[Items from a dataset]
*****
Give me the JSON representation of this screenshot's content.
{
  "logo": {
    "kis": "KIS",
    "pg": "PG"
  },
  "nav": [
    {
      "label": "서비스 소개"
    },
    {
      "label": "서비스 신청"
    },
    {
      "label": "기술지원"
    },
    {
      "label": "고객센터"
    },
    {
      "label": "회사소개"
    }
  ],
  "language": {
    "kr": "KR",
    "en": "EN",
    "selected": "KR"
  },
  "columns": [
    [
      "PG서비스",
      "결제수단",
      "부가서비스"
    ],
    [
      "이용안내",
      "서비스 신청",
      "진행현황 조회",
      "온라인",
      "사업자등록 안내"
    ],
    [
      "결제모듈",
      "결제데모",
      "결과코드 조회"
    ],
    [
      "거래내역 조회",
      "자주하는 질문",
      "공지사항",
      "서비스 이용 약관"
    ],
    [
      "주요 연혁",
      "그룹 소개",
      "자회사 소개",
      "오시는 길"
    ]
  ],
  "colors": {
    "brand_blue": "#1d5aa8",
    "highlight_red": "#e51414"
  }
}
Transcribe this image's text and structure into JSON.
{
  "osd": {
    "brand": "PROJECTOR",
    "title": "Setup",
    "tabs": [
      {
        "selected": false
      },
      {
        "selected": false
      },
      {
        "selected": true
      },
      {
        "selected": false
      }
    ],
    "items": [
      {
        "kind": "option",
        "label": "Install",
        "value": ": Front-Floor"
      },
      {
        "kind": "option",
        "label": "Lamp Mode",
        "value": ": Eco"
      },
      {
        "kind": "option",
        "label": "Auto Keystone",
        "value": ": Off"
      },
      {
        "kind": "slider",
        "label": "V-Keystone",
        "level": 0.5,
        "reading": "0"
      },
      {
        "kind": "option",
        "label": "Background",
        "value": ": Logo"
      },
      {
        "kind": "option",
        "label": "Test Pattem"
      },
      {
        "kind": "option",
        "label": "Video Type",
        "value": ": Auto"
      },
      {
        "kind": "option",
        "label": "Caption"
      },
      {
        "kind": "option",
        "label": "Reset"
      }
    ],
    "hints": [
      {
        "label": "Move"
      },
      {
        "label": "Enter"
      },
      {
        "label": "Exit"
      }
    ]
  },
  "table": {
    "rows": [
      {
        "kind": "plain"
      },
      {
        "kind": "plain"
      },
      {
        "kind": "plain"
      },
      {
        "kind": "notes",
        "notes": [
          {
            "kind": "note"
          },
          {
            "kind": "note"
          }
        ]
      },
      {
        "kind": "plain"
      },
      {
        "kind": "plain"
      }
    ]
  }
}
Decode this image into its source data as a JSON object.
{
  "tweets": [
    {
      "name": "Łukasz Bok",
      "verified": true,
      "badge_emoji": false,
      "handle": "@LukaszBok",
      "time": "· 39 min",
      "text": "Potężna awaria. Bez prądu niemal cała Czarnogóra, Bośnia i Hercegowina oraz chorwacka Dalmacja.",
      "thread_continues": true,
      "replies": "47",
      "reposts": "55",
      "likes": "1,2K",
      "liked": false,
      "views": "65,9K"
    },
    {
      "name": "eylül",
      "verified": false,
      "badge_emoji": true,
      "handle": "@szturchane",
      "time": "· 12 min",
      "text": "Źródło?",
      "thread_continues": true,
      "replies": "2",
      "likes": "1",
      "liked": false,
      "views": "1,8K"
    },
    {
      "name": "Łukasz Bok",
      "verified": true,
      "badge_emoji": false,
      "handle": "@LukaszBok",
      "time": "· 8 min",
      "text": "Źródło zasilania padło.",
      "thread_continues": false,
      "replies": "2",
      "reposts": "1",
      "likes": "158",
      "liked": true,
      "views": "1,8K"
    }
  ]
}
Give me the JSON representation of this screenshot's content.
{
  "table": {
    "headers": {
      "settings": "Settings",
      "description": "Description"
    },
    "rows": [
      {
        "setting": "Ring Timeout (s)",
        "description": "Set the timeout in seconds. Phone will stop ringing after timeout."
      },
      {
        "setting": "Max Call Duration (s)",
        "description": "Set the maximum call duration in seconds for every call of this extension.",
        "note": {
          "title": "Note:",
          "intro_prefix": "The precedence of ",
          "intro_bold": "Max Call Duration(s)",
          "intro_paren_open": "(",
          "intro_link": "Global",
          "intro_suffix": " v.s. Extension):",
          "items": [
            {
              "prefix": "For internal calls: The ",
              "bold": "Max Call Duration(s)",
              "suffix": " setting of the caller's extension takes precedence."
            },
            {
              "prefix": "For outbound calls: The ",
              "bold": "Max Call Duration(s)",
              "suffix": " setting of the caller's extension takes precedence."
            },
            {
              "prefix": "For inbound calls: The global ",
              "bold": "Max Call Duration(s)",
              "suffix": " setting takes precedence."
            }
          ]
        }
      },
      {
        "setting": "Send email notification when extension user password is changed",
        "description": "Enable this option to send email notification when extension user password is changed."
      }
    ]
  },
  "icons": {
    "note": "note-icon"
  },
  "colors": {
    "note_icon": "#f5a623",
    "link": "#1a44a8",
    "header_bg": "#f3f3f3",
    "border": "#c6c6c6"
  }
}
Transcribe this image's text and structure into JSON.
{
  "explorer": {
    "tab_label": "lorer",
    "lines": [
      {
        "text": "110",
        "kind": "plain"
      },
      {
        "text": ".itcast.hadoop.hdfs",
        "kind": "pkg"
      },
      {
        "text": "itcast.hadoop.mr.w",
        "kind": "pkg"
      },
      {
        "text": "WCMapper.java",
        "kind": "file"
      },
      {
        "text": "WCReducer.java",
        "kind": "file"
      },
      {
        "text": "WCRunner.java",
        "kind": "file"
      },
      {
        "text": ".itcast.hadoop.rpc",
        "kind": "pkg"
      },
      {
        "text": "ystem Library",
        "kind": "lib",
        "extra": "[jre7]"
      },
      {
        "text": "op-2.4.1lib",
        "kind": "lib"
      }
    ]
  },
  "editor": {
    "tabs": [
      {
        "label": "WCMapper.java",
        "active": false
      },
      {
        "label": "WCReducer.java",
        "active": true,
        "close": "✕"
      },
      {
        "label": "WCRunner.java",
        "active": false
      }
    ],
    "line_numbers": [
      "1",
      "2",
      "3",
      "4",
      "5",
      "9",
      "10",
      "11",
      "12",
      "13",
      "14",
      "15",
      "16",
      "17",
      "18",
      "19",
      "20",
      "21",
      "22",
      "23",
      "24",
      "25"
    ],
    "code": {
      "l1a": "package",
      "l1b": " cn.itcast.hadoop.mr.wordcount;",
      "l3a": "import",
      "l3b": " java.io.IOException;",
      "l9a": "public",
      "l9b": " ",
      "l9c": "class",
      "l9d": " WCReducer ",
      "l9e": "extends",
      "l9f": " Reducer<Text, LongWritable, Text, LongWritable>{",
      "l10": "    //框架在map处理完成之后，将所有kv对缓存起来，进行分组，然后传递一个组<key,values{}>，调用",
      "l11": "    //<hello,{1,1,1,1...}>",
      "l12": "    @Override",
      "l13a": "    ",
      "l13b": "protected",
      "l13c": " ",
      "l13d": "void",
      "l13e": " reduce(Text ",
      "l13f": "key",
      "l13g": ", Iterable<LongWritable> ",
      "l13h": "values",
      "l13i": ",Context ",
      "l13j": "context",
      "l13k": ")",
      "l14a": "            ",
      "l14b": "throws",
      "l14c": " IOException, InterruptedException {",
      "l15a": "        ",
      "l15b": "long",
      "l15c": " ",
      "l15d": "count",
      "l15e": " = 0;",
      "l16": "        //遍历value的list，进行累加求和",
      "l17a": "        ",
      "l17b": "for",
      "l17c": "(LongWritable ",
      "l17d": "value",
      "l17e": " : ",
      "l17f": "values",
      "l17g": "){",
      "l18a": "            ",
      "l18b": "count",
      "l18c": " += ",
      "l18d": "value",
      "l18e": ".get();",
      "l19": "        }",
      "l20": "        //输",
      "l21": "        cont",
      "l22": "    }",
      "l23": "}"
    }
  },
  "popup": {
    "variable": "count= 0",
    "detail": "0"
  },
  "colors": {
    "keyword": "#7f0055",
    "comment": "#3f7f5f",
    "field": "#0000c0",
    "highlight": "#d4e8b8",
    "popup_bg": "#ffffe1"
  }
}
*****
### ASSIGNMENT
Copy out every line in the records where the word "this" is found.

### RESPONSE
Give me the JSON representation of this screenshot's content.
Transcribe this image's text and structure into JSON.
Decode this image into its source data as a JSON object.
Give me the JSON representation of this screenshot's content.
        "description": "Set the maximum call duration in seconds for every call of this extension.",
        "description": "Enable this option to send email notification when extension user password is changed."
Transcribe this image's text and structure into JSON.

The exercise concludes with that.